Following a win in the 2015 DownBeat Critics Poll (Rising Star–Tenor Saxophone) and the release of a second trio record, 2016’s Back Home (Wommusic), Aldana shifted her artistic direction. Her focus on the bigger picture entailed a larger band and a deep dive into the work of artist Frida Kahlo (1907–’54).

“When I was young, I used to transcribe Frida Kahlo’s paintings,” Aldana said. “The thing that always attracted me to her art was that it was personal. It was related to her experience, her art, her beauty, her relationships, her condition.”

A commission from The Jazz Gallery in New York further sparked Aldana’s inspiration. With a performance expected in June 2018, she dug into Kahlo’s work during the yearlong residency, composing a suite, Visions: For Frida Kahlo. By the time Aldana premiered the work, she had expanded her rhythm section and added two more horn players: her husband, Jure Pukl, on alto saxophone and trumpeter Philip Dizack.

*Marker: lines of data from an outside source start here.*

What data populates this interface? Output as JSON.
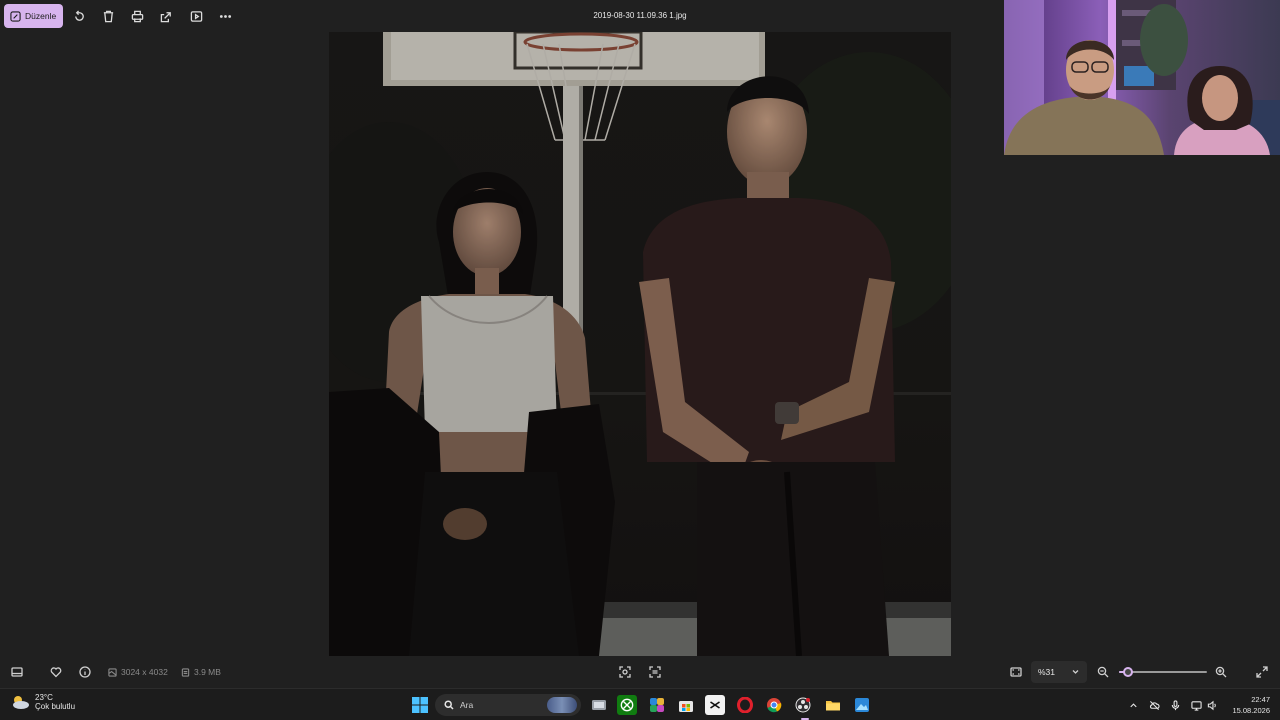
{
  "toolbar": {
    "edit_label": "Düzenle",
    "filename": "2019-08-30 11.09.36 1.jpg",
    "icons": [
      "rotate-icon",
      "delete-icon",
      "print-icon",
      "share-icon",
      "slideshow-icon",
      "more-icon"
    ]
  },
  "bottombar": {
    "dimensions": "3024 x 4032",
    "filesize": "3.9 MB",
    "zoom_value": "%31",
    "zoom_slider_level": 0.1
  },
  "taskbar": {
    "temperature": "23°C",
    "weather_desc": "Çok bulutlu",
    "search_placeholder": "Ara",
    "time": "22:47",
    "date": "15.08.2026"
  },
  "colors": {
    "accent": "#d7b4ee",
    "background": "#202020",
    "taskbar": "#1c1c1c"
  }
}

“At some point, I started feeling that I wanted something different,” Aldana recalled. “I heard more piano, and vibraphone is an instrument I have always loved. I wanted to develop my writing more and start incorporating richer harmonies.”

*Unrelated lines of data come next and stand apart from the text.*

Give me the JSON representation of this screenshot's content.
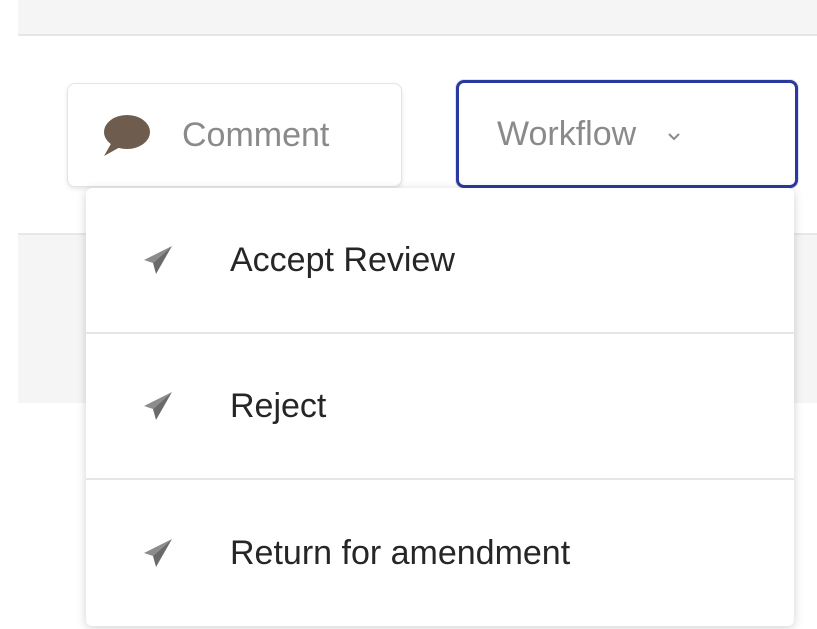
{
  "toolbar": {
    "comment_label": "Comment",
    "comment_icon": "speech-bubble-icon",
    "workflow_label": "Workflow",
    "workflow_icon": "chevron-down-icon"
  },
  "workflow_menu": {
    "items": [
      {
        "label": "Accept Review",
        "icon": "paper-plane-icon"
      },
      {
        "label": "Reject",
        "icon": "paper-plane-icon"
      },
      {
        "label": "Return for amendment",
        "icon": "paper-plane-icon"
      }
    ]
  },
  "colors": {
    "accent_border": "#2a3a9c",
    "comment_icon": "#6e5d4e",
    "menu_icon": "#8c8c8c",
    "muted_text": "#8a8a8a",
    "menu_text": "#262626"
  }
}
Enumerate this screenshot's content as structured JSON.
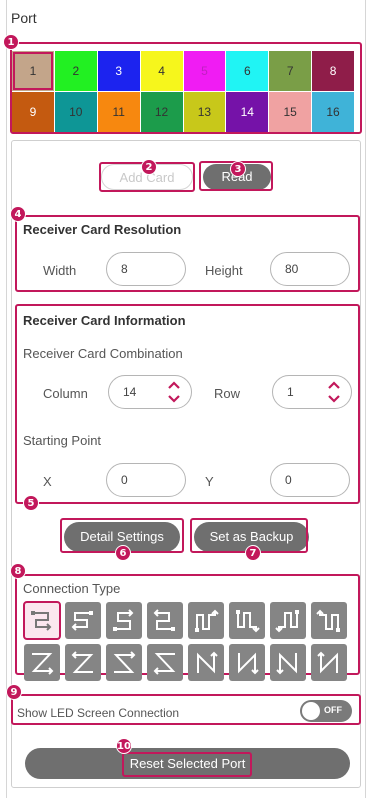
{
  "panel": {
    "title": "Port"
  },
  "ports": [
    {
      "num": "1",
      "color": "#c3a58a",
      "text": "#333333",
      "selected": true
    },
    {
      "num": "2",
      "color": "#22f022",
      "text": "#333333"
    },
    {
      "num": "3",
      "color": "#1c23ef",
      "text": "#ffffff"
    },
    {
      "num": "4",
      "color": "#f6f61c",
      "text": "#333333"
    },
    {
      "num": "5",
      "color": "#f01cf3",
      "text": "#c01fc1"
    },
    {
      "num": "6",
      "color": "#20f4f4",
      "text": "#333333"
    },
    {
      "num": "7",
      "color": "#7a9e47",
      "text": "#333333"
    },
    {
      "num": "8",
      "color": "#8f1d49",
      "text": "#ffffff"
    },
    {
      "num": "9",
      "color": "#c45a10",
      "text": "#ffffff"
    },
    {
      "num": "10",
      "color": "#0e9696",
      "text": "#333333"
    },
    {
      "num": "11",
      "color": "#f7880f",
      "text": "#333333"
    },
    {
      "num": "12",
      "color": "#1c9c4b",
      "text": "#333333"
    },
    {
      "num": "13",
      "color": "#c8c81a",
      "text": "#333333"
    },
    {
      "num": "14",
      "color": "#7512a8",
      "text": "#ffffff"
    },
    {
      "num": "15",
      "color": "#f0a2a2",
      "text": "#333333"
    },
    {
      "num": "16",
      "color": "#3fb3d8",
      "text": "#333333"
    }
  ],
  "buttons": {
    "add_card": "Add Card",
    "read": "Read",
    "detail_settings": "Detail Settings",
    "set_as_backup": "Set as Backup",
    "reset_selected_port": "Reset Selected Port"
  },
  "resolution": {
    "title": "Receiver Card Resolution",
    "width_label": "Width",
    "width_value": "8",
    "height_label": "Height",
    "height_value": "80"
  },
  "information": {
    "title": "Receiver Card Information",
    "combination_label": "Receiver Card Combination",
    "column_label": "Column",
    "column_value": "14",
    "row_label": "Row",
    "row_value": "1",
    "starting_point_label": "Starting Point",
    "x_label": "X",
    "x_value": "0",
    "y_label": "Y",
    "y_value": "0"
  },
  "connection": {
    "title": "Connection Type",
    "types": [
      {
        "icon": "snake-left-down-icon",
        "selected": true
      },
      {
        "icon": "snake-right-down-icon"
      },
      {
        "icon": "snake-left-up-icon"
      },
      {
        "icon": "snake-right-up-icon"
      },
      {
        "icon": "column-snake-up-icon"
      },
      {
        "icon": "column-snake-down-icon"
      },
      {
        "icon": "column-snake-down-alt-icon"
      },
      {
        "icon": "column-snake-up-alt-icon"
      },
      {
        "icon": "zigzag-right-icon"
      },
      {
        "icon": "zigzag-left-up-icon"
      },
      {
        "icon": "zigzag-right-up-icon"
      },
      {
        "icon": "zigzag-left-icon"
      },
      {
        "icon": "column-zigzag-up-icon"
      },
      {
        "icon": "column-zigzag-down-icon"
      },
      {
        "icon": "column-zigzag-down-alt-icon"
      },
      {
        "icon": "column-zigzag-up-alt-icon"
      }
    ]
  },
  "show_connection": {
    "label": "Show LED Screen Connection",
    "state": "OFF"
  },
  "annotations": [
    "1",
    "2",
    "3",
    "4",
    "5",
    "6",
    "7",
    "8",
    "9",
    "10"
  ],
  "colors": {
    "accent": "#c2185b",
    "button": "#6f6f6f",
    "icon_bg": "#858585"
  }
}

Not long after the premiere of the suite, Aldana spent two days in a New York studio, recording nearly a dozen tracks for her new album, Visions (Motéma). Joining Aldana and Menares for the sessions were pianist Sam Harris, vibraphonist Joel Ross and drummer Tommy Crane.

Page 1 of 2   1 2 > 

  • Casey_B_2011-115-Edit.jpg

    Benjamin possessed a fluid, round sound on the alto saxophone, and he was often most recognizable by the layers of electronic effects that he put onto the instrument.

  • Charles_Mcpherson_by_Antonio_Porcar_Cano_copy.jpg

    “He’s constructing intelligent musical sentences that connect seamlessly, which is the most important part of linear playing,” Charles McPherson said of alto saxophonist Sonny Red.

  • Albert_Tootie_Heath_2014_copy.jpg

    ​Albert “Tootie” Heath (1935–2024) followed in the tradition of drummer Kenny Clarke, his idol.

  • Geri_Allen__Kurt_Rosenwinkel_8x12_9-21-23_%C2%A9Michael_Jackson_copy.jpg

    “Both of us are quite grounded in the craft, the tradition and the harmonic sense,” Rosenwinkel said of his experience playing with Allen. “Yet I felt we shared something mystical as well.”

  • Larry_Goldings_NERPORT_2023_sussman_DSC_6464_copy_2.jpg

    Larry Goldings’ versatility keeps him in high demand as a leader, collaborator and sideman.

On Sale Now
May 2024
Stefon Harris
Look Inside
Print | Digital | iPad